Using exotic terrain means having the combatants trying to knock, throw or force each other into it. Have your NPCs use combat maneuvers like Press, Bull Rush or Grapple to try to push PCs into the acidic lava chasm. Allow generous saving throws and ample opportunity for characters to catch falling comrades, or help them with spells... instant death sucks, but narrowly avoiding it is great fun!
Tweak the Balance of Your Fights -- One thing to consider is that offering modifiers for terrain and advantages for clever play is a great idea, but if your fights never hinge on those advantages, don't expect players to take them. In the original example, a GM was concerned that his players didn't use all the cover he provided in their fight with the drake... and yet they won... and no one died. That tells me that the drake wasn't really that dangerous in the first place.
If you want players to move and use tactics in combat, the combat has to be balanced so that it is important to do so. If there isn't a risk of losing, or dying, or being too depleted to go on, then why bother? If your encounters aren't dangerous to begin with, start amping them up a little bit, but make it clear that there are ways to get advantages -- namely by using the terrain provided.
What if the drake in the example did double damage with his breath weapon, but taking cover gave a bonus to the saving throw and totally mitigated the damage on a successful save? Now, instead of taking 1/3 of their hit points on a breath attack, they take 2/3. The breath attack becomes way more dangerous now, knocking players to within another round or two of being knocked out. If the attack hits multiple characters, it may well overwhelm the healers and spell the doom of the group! Unless, of course, they take cover whenever the drake breathes.
Except, your battle ends in a complete party wipe because...
Does Your Game Support Doing Stuff -- You might need to take a look at your game and make sure it supports the type of action you want to promote. For instance, in the fight with the fire-breathing drake, my fighters charge up and start hacking at it. Now, I would like them to take cover when the creature breathes, but how can they? When the drake's turn comes up, it breathes. Can the fighters react out of turn and dive behind cover?

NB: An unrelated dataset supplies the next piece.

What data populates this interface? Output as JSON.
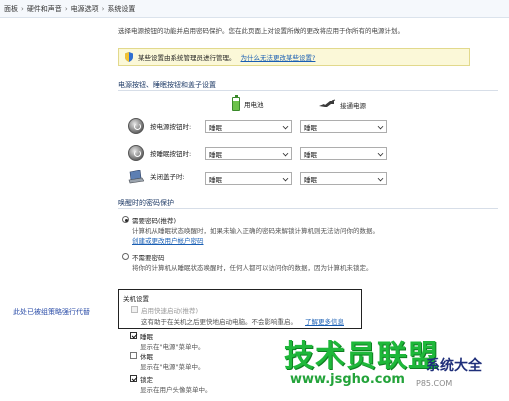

Some games allow characters to "abort" their next action to take a defensive move like diving behind cover, but not all games do. If you are playing a game that does not allow defensive reactions, then you should consider just how you expect the PCs to take cover. Perhaps you can house rule in a "tell" a round in advance to warn the PCs of the impending breath weapon attack. Now the breath weapon becomes a decision for the fighters. Do they waste a round of damage to avoid the breath? Meaningful decisions are always good!!
Alright, this post has gone on long enough. Hopefully, this has given you some ideas for your next epic combat.